Buy Material

Are you sure you want to buy this material for

50 Karma

Buy Material

BOOM! Enjoy Your Free Notes!

We've added these Notes to your profile, click here to view them now.


You're already Subscribed!

Looks like you've already subscribed to StudySoup, you won't need to purchase another subscription to get this material. To access this material simply click 'View Full Document'

Why people love StudySoup

Bentley McCaw University of Florida

"I was shooting for a perfect 4.0 GPA this semester. Having StudySoup as a study aid was critical to helping me achieve my goal...and I nailed it!"

Amaris Trozzo George Washington University

"I made $350 in just two days after posting my first study guide."

Jim McGreen Ohio University

"Knowing I can count on the Elite Notetaker in my class allows me to focus on what the professor is saying instead of just scribbling notes the whole time and falling behind."

Parker Thompson 500 Startups

"It's a great way for students to improve their educational experience and it seemed like a product that everybody wants, so all the people participating are winning."

Become an Elite Notetaker and start selling your notes online!

Refund Policy


All subscriptions to StudySoup are paid in full at the time of subscribing. To change your credit card information or to cancel your subscription, go to "Edit Settings". All credit card information will be available there. If you should decide to cancel your subscription, it will continue to be valid until the next payment period, as all payments for the current period were made in advance. For special circumstances, please email


StudySoup has more than 1 million course-specific study resources to help students study smarter. If you’re having trouble finding what you’re looking for, our customer support team can help you find what you need! Feel free to contact them here:

Recurring Subscriptions: If you have canceled your recurring subscription on the day of renewal and have not downloaded any documents, you may request a refund by submitting an email to

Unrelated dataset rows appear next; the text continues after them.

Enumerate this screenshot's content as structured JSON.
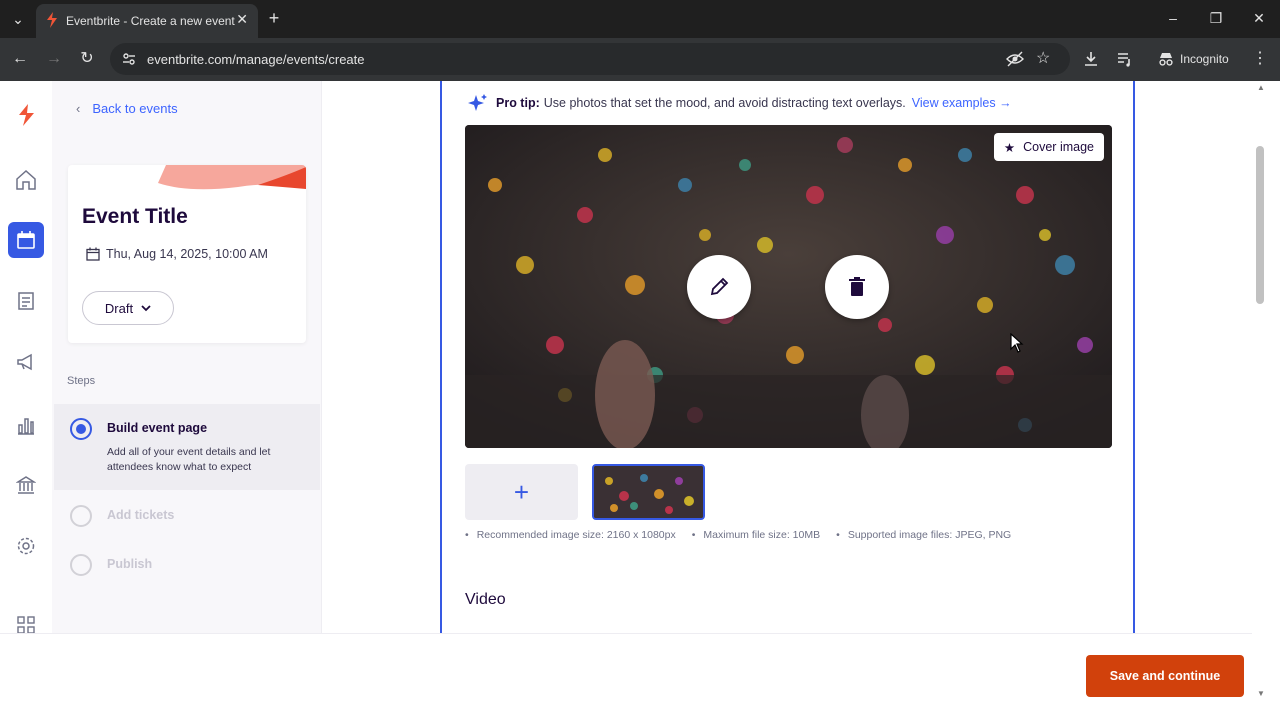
{
  "browser": {
    "tab_title": "Eventbrite - Create a new event",
    "url": "eventbrite.com/manage/events/create",
    "incognito_label": "Incognito",
    "tab_icon": "eventbrite-favicon"
  },
  "sidebar": {
    "back_label": "Back to events",
    "event_title": "Event Title",
    "event_date": "Thu, Aug 14, 2025, 10:00 AM",
    "status_label": "Draft",
    "steps_label": "Steps",
    "steps": [
      {
        "title": "Build event page",
        "description": "Add all of your event details and let attendees know what to expect",
        "state": "active"
      },
      {
        "title": "Add tickets",
        "state": "disabled"
      },
      {
        "title": "Publish",
        "state": "disabled"
      }
    ]
  },
  "main": {
    "pro_tip_label": "Pro tip:",
    "pro_tip_text": "Use photos that set the mood, and avoid distracting text overlays.",
    "view_examples": "View examples →",
    "cover_badge": "Cover image",
    "specs": [
      "Recommended image size: 2160 x 1080px",
      "Maximum file size: 10MB",
      "Supported image files: JPEG, PNG"
    ],
    "video_heading": "Video"
  },
  "footer": {
    "save_label": "Save and continue"
  },
  "colors": {
    "accent": "#3659e3",
    "brand": "#d1410c",
    "link": "#3d64ff"
  }
}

Satisfaction Guarantee: If you’re not satisfied with your subscription, you can contact us for further help. Contact must be made within 3 business days of your subscription purchase and your refund request will be subject for review.

Please Note: Refunds can never be provided more than 30 days after the initial purchase date regardless of your activity on the site.